##### SUPPLIED DATA

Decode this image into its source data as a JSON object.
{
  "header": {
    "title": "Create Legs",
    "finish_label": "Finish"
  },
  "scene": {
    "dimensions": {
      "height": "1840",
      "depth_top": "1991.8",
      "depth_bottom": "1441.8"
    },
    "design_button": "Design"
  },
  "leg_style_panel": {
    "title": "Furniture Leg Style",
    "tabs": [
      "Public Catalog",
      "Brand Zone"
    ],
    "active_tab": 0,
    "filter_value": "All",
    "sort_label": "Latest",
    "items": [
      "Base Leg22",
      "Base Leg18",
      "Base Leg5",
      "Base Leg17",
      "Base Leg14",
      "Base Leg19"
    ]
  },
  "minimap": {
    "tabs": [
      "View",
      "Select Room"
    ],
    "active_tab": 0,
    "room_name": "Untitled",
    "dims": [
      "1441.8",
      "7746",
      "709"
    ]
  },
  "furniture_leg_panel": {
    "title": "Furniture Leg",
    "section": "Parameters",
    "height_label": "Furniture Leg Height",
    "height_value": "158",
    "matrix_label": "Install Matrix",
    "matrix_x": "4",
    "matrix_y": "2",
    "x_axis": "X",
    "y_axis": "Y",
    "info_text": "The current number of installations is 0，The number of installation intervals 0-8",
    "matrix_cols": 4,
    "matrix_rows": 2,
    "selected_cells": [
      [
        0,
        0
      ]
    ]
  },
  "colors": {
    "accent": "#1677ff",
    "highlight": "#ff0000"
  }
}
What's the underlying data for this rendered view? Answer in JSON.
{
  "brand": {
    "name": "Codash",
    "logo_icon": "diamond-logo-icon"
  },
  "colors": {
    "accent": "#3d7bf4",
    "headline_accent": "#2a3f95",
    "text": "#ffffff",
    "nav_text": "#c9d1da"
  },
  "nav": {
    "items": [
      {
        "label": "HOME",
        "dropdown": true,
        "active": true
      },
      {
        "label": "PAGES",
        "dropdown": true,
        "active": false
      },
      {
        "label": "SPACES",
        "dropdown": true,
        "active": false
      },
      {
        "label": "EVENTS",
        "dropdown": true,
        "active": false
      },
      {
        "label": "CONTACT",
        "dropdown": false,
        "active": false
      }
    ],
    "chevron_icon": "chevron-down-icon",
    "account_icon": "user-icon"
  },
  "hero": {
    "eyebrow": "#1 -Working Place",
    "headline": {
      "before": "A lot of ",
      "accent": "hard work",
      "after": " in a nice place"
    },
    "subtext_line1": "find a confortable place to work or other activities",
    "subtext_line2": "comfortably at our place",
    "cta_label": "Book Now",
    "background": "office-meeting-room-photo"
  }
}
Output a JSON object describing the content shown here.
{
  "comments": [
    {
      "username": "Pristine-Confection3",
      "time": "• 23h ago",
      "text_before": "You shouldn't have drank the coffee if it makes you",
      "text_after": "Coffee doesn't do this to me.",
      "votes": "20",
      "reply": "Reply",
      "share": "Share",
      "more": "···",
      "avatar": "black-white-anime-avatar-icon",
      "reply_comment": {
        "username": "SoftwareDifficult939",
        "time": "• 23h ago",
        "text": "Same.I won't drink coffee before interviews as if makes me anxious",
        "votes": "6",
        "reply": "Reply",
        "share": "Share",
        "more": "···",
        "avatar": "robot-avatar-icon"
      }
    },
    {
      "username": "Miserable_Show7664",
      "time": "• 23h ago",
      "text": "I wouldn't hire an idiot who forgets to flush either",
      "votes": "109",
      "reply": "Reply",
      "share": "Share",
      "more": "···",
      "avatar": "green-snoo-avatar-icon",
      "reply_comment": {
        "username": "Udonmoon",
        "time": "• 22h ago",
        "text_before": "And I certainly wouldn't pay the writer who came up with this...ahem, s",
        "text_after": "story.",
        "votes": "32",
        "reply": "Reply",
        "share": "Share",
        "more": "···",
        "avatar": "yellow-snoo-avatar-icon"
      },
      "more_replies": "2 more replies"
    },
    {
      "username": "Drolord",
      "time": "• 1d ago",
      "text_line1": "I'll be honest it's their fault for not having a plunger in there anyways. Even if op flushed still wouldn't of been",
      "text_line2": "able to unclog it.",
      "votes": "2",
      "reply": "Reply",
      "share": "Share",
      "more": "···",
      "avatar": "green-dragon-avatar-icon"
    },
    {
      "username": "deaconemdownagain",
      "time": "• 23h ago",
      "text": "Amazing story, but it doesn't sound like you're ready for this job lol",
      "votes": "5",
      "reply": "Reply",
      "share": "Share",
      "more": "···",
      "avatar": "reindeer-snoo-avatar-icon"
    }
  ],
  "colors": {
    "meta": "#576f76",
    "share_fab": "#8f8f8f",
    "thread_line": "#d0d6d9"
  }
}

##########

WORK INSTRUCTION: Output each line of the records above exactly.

RESULT OF THE TASK:
Decode this image into its source data as a JSON object.
{
  "header": {
    "title": "Create Legs",
    "finish_label": "Finish"
  },
  "scene": {
    "dimensions": {
      "height": "1840",
      "depth_top": "1991.8",
      "depth_bottom": "1441.8"
    },
    "design_button": "Design"
  },
  "leg_style_panel": {
    "title": "Furniture Leg Style",
    "tabs": [
      "Public Catalog",
      "Brand Zone"
    ],
    "active_tab": 0,
    "filter_value": "All",
    "sort_label": "Latest",
    "items": [
      "Base Leg22",
      "Base Leg18",
      "Base Leg5",
      "Base Leg17",
      "Base Leg14",
      "Base Leg19"
    ]
  },
  "minimap": {
    "tabs": [
      "View",
      "Select Room"
    ],
    "active_tab": 0,
    "room_name": "Untitled",
    "dims": [
      "1441.8",
      "7746",
      "709"
    ]
  },
  "furniture_leg_panel": {
    "title": "Furniture Leg",
    "section": "Parameters",
    "height_label": "Furniture Leg Height",
    "height_value": "158",
    "matrix_label": "Install Matrix",
    "matrix_x": "4",
    "matrix_y": "2",
    "x_axis": "X",
    "y_axis": "Y",
    "info_text": "The current number of installations is 0，The number of installation intervals 0-8",
    "matrix_cols": 4,
    "matrix_rows": 2,
    "selected_cells": [
      [
        0,
        0
      ]
    ]
  },
  "colors": {
    "accent": "#1677ff",
    "highlight": "#ff0000"
  }
}
What's the underlying data for this rendered view? Answer in JSON.
{
  "brand": {
    "name": "Codash",
    "logo_icon": "diamond-logo-icon"
  },
  "colors": {
    "accent": "#3d7bf4",
    "headline_accent": "#2a3f95",
    "text": "#ffffff",
    "nav_text": "#c9d1da"
  },
  "nav": {
    "items": [
      {
        "label": "HOME",
        "dropdown": true,
        "active": true
      },
      {
        "label": "PAGES",
        "dropdown": true,
        "active": false
      },
      {
        "label": "SPACES",
        "dropdown": true,
        "active": false
      },
      {
        "label": "EVENTS",
        "dropdown": true,
        "active": false
      },
      {
        "label": "CONTACT",
        "dropdown": false,
        "active": false
      }
    ],
    "chevron_icon": "chevron-down-icon",
    "account_icon": "user-icon"
  },
  "hero": {
    "eyebrow": "#1 -Working Place",
    "headline": {
      "before": "A lot of ",
      "accent": "hard work",
      "after": " in a nice place"
    },
    "subtext_line1": "find a confortable place to work or other activities",
    "subtext_line2": "comfortably at our place",
    "cta_label": "Book Now",
    "background": "office-meeting-room-photo"
  }
}
Output a JSON object describing the content shown here.
{
  "comments": [
    {
      "username": "Pristine-Confection3",
      "time": "• 23h ago",
      "text_before": "You shouldn't have drank the coffee if it makes you",
      "text_after": "Coffee doesn't do this to me.",
      "votes": "20",
      "reply": "Reply",
      "share": "Share",
      "more": "···",
      "avatar": "black-white-anime-avatar-icon",
      "reply_comment": {
        "username": "SoftwareDifficult939",
        "time": "• 23h ago",
        "text": "Same.I won't drink coffee before interviews as if makes me anxious",
        "votes": "6",
        "reply": "Reply",
        "share": "Share",
        "more": "···",
        "avatar": "robot-avatar-icon"
      }
    },
    {
      "username": "Miserable_Show7664",
      "time": "• 23h ago",
      "text": "I wouldn't hire an idiot who forgets to flush either",
      "votes": "109",
      "reply": "Reply",
      "share": "Share",
      "more": "···",
      "avatar": "green-snoo-avatar-icon",
      "reply_comment": {
        "username": "Udonmoon",
        "time": "• 22h ago",
        "text_before": "And I certainly wouldn't pay the writer who came up with this...ahem, s",
        "text_after": "story.",
        "votes": "32",
        "reply": "Reply",
        "share": "Share",
        "more": "···",
        "avatar": "yellow-snoo-avatar-icon"
      },
      "more_replies": "2 more replies"
    },
    {
      "username": "Drolord",
      "time": "• 1d ago",
      "text_line1": "I'll be honest it's their fault for not having a plunger in there anyways. Even if op flushed still wouldn't of been",
      "text_line2": "able to unclog it.",
      "votes": "2",
      "reply": "Reply",
      "share": "Share",
      "more": "···",
      "avatar": "green-dragon-avatar-icon"
    },
    {
      "username": "deaconemdownagain",
      "time": "• 23h ago",
      "text": "Amazing story, but it doesn't sound like you're ready for this job lol",
      "votes": "5",
      "reply": "Reply",
      "share": "Share",
      "more": "···",
      "avatar": "reindeer-snoo-avatar-icon"
    }
  ],
  "colors": {
    "meta": "#576f76",
    "share_fab": "#8f8f8f",
    "thread_line": "#d0d6d9"
  }
}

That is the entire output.